The artists featured at Monroe Community College have a great deal to say about the African-American experience.
It’s a small miracle that they got to say it in the group exhibit that just reached MCC’s Mercer Gallery.
Washington, D.C., lawyer Stuart Bloch was one of the first collectors to focus on black American art. In the 1970s, he began buying works by Romare Bearden, Robert Freeman and other then-obscure masters.
He named his treasures The Freedom Place Collection after his Washington home, a stop on the underground railroad. But for years, he kept most of the art in a Cincinnati vault.

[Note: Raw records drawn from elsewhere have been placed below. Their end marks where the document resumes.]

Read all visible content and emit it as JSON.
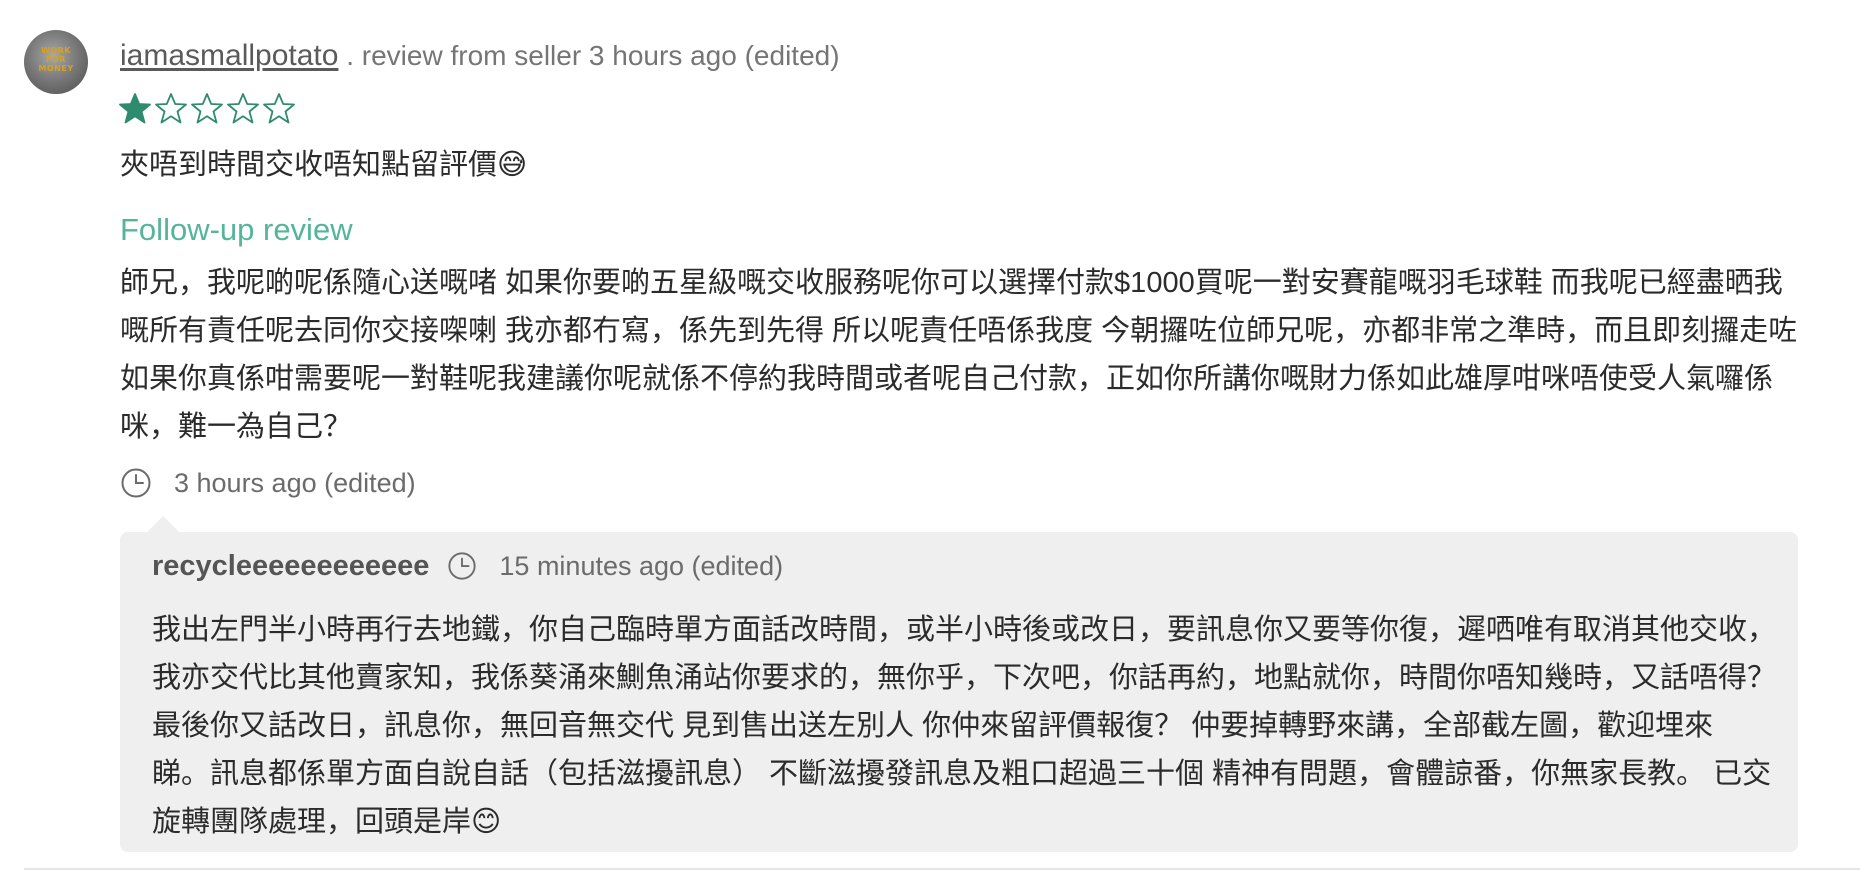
{
  "review": {
    "avatar": {
      "text": "WORK FOR MONEY",
      "icon": "avatar-image"
    },
    "username": "iamasmallpotato",
    "meta": " . review from seller 3 hours ago (edited)",
    "rating": {
      "value": 1,
      "max": 5,
      "color": "#2e8b6e"
    },
    "text": "夾唔到時間交收唔知點留評價😅",
    "followup_title": "Follow-up review",
    "followup_text": "師兄，我呢啲呢係隨心送嘅啫 如果你要啲五星級嘅交收服務呢你可以選擇付款$1000買呢一對安賽龍嘅羽毛球鞋 而我呢已經盡晒我嘅所有責任呢去同你交接㗎喇 我亦都冇寫，係先到先得 所以呢責任唔係我度 今朝攞咗位師兄呢，亦都非常之準時，而且即刻攞走咗 如果你真係咁需要呢一對鞋呢我建議你呢就係不停約我時間或者呢自己付款，正如你所講你嘅財力係如此雄厚咁咪唔使受人氣囉係咪，難一為自己？",
    "followup_time": "3 hours ago (edited)"
  },
  "reply": {
    "username": "recycleeeeeeeeeeee",
    "time": "15 minutes ago (edited)",
    "text": "我出左門半小時再行去地鐵，你自己臨時單方面話改時間，或半小時後或改日，要訊息你又要等你復，遲哂唯有取消其他交收，我亦交代比其他賣家知，我係葵涌來鰂魚涌站你要求的，無你乎，下次吧，你話再約，地點就你，時間你唔知幾時，又話唔得？最後你又話改日，訊息你，無回音無交代 見到售出送左別人 你仲來留評價報復？ 仲要掉轉野來講，全部截左圖，歡迎埋來 睇。訊息都係單方面自說自話（包括滋擾訊息） 不斷滋擾發訊息及粗口超過三十個 精神有問題，會體諒番，你無家長教。 已交旋轉團隊處理，回頭是岸😊"
  },
  "colors": {
    "accent": "#54b59a",
    "star": "#2e8b6e",
    "reply_bg": "#efefef",
    "text": "#2b2b2b",
    "muted": "#6b6b6b"
  }
}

A Rochester native who knew him took decisive action.
“I told him: ‘This is nuts, you’re hiding all this stuff!'” says Margery Goldberg, who owns the Zenith Gallery in Washington. “We decided to exhibit it at the Zenith in September 2007. We got an unbelievable response and huge quantities of publicity.”
The collection has been touring ever since and reached Mercer Gallery last week.
This medium-sized exhibit space scored a coup in hosting this outstanding show, which will play a high-profile role on campus.
MCC students helped hang the paintings and will act as docents next month when high school students tour the exhibit. Mercer also will host related Black History Month activities, including a Wednesday speech by Freeman.